The Returning of Freedom
For Elvira and Saul Arellano
by Mario Rocha
August 24, 2007
One year ago today, I walked out of the Los Angeles County Men's Central Jail a free man. People continue to ask me to describe that moment and many times, I have unsuccessfully attempted.
What words exist that can capture what I felt as I took my first steps onto the sidewalk that quiet summer day and finally... finally... FINALLY received the chance to squeeze my entire family (which now included a mob of little people – my nephews and nieces) in one single embrace? "Milagroso" (miraculous) is one adjective that comes to mind. "Victorioso" (victorious) is another – my mother, Vicky, has her name rooted in it. If there is one symbol that epitomizes the great victory that I experienced that day, it was of my mother and me holding hands as we crossed the street. I reached for her hand as we made our way towards the car – afraid of not knowing where to go, who to follow, how to be . . . free.
Today, I imagine what young Saul Arellano must have felt as his mother Elvira sat in a prison cell awaiting deportation, as he reached for her hand in his day dreams and midnight reveries. One year after my release, I feel it is my civic responsibility and moral obligation to stand up for Elvira, for Saul, and for every other human being who is unjustly persecuted for simply being who they are – in Elvira's case, for being a mother.
I too have felt the pain of separation. I see image after image of Elvira and Saul, mother and child – but in many ways these photographs are of me and my mother; they are images of all the young people that I grew up with in juvenile hall (and eventually prison) and their mothers; they are images of all the children and their parents who bravely risk their lives in order to secure a better and brighter future for us on this side of the border. They are the images of my generation and our ancestors, who, by breaking an unjust and unnatural law crossed a man-made border, and actually tried to mend the huge and horrific gap between the haves and have-nots, the privileged and the poor.
On my one year anniversary of Freedom, I ask everyone I know to send Elvira and Saul their most positive and hopeful energy. As a former prisoner, I know it does make a difference. There was a time when I could feel the light of hope seep through the cracks of my cell, especially when I found myself in isolation and nearly everyone around turned against me, and some even wanted me dead. It was this transmission of love that enabled me to hold on and not lose my grip. It was this sense of hope on the outside that preserved my sanity on the inside

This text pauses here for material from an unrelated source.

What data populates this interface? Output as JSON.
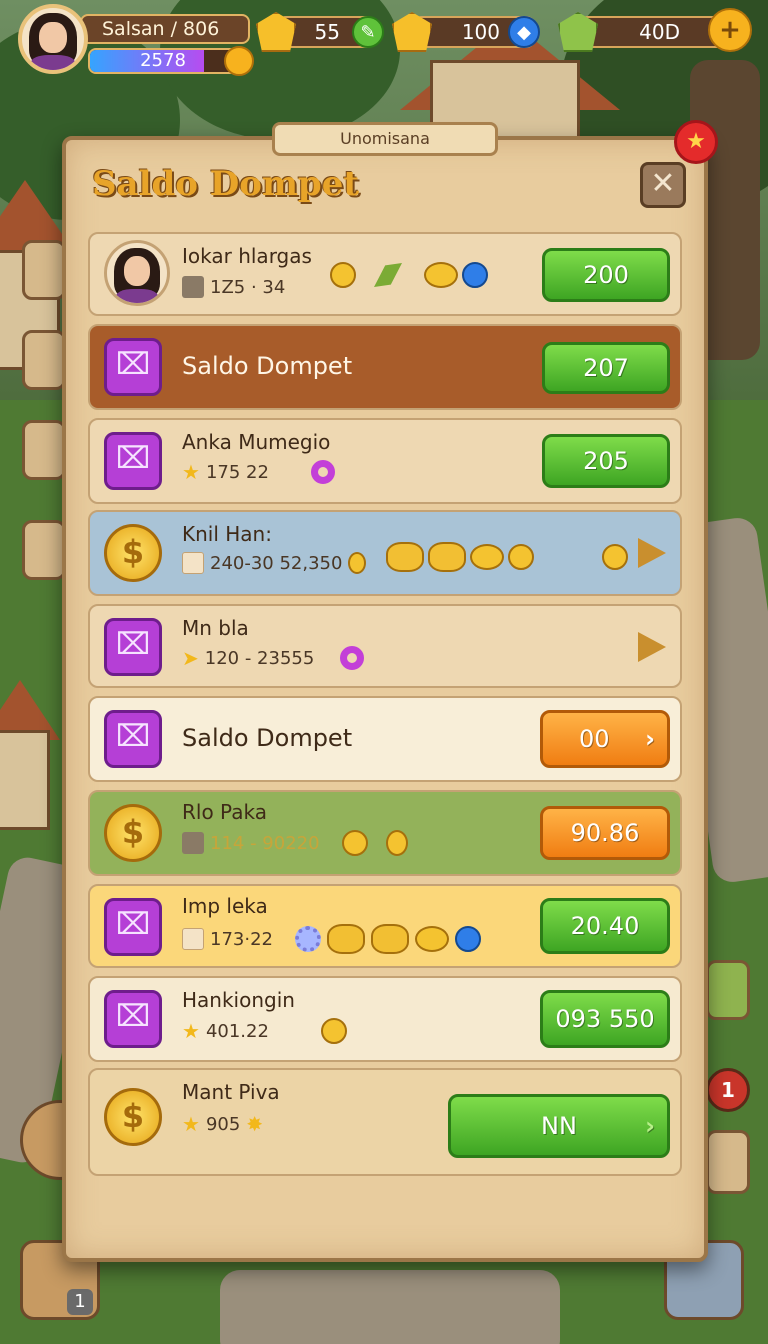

One year ago today, I stepped out into the world, reborn in a sense. Cocooned in the cage of injustice for ten and half years, from age 16 to 27, I emerged like the monarch butterflies in August, when they begin their southward journey to the place where the warrior spirits rest. The monarchs endure a two-month migration from August to October from the Rocky Colorado Mountains to the green sanctuaries of Michoacan– where Elvira Arellano was born, raised, and began her ongoing quest for freedom and justice. The People of this land belive the returning monarchs contain the souls of lost warriors. Far from lost, Elvira's warrior spirit continues in struggle. Perhaps the monarchs will conspire, this October, with those who lived in this land and nurtured it for centuries before the claws of imperialism stabbed the sacred soil and created a huge hole in the heart of humanity. Perhaps they will plot to reunite Saul and Elvira, the way my mother and I were reunited one year ago today.